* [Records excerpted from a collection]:
======

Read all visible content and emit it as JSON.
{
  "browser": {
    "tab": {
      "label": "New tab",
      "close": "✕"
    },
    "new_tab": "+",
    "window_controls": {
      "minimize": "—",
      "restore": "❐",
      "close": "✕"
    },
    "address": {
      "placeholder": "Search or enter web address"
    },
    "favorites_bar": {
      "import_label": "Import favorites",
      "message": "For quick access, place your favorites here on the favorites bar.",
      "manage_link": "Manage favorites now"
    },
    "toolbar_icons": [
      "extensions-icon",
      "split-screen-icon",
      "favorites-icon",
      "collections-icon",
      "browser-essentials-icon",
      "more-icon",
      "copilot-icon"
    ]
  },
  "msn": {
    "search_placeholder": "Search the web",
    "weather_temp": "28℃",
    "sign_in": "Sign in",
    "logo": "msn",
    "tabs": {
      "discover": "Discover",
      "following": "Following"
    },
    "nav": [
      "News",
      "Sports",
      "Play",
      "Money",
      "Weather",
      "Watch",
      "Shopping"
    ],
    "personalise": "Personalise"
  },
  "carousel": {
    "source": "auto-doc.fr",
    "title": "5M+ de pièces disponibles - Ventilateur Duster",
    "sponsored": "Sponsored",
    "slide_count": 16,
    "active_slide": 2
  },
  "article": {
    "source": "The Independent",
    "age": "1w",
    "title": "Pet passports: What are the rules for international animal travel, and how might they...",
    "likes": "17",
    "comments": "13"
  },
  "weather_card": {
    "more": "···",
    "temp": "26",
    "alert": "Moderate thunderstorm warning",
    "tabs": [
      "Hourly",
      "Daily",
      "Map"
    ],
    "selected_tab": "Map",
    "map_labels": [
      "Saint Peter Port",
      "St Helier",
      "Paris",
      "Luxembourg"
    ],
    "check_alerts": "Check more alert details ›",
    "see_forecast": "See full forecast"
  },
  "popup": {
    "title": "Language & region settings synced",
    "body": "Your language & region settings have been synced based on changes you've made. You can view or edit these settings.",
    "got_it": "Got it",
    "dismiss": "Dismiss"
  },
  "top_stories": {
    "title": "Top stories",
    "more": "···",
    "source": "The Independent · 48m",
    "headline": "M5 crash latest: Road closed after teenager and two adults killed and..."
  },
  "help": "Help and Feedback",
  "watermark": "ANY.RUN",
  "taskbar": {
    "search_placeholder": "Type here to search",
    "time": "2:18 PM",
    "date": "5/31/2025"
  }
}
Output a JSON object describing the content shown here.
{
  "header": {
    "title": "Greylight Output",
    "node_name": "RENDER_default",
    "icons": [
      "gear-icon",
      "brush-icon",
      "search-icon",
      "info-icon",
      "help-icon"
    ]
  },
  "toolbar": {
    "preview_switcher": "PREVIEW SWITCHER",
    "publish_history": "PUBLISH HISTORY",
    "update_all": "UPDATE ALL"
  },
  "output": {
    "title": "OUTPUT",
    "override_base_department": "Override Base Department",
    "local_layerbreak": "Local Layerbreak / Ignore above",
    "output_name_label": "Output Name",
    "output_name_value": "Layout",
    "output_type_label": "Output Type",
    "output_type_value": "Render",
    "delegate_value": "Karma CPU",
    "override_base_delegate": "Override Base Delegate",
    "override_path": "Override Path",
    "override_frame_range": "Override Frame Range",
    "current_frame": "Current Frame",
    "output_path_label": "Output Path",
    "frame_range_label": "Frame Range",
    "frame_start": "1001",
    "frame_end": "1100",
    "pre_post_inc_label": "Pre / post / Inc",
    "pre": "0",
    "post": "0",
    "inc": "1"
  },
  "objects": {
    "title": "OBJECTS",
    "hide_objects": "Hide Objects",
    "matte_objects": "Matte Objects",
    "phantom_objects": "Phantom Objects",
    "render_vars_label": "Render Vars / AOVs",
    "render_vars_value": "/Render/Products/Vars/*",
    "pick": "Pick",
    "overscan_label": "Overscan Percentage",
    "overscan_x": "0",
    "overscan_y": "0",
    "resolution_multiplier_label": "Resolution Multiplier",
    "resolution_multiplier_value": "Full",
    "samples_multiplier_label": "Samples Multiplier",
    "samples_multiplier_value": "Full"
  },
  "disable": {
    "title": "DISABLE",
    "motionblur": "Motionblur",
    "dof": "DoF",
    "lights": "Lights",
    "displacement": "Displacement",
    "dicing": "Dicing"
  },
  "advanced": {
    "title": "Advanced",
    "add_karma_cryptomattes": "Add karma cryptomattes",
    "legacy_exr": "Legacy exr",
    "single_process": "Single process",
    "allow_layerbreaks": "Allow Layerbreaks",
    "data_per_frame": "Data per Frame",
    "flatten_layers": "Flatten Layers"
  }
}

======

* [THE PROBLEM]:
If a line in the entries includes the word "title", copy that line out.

* [EXERCISE RESPONSE]:
    "title": "5M+ de pièces disponibles - Ventilateur Duster",
    "title": "Pet passports: What are the rules for international animal travel, and how might they...",
    "title": "Language & region settings synced",
    "title": "Top stories",
    "title": "Greylight Output",
    "title": "OUTPUT",
    "title": "OBJECTS",
    "title": "DISABLE",
    "title": "Advanced",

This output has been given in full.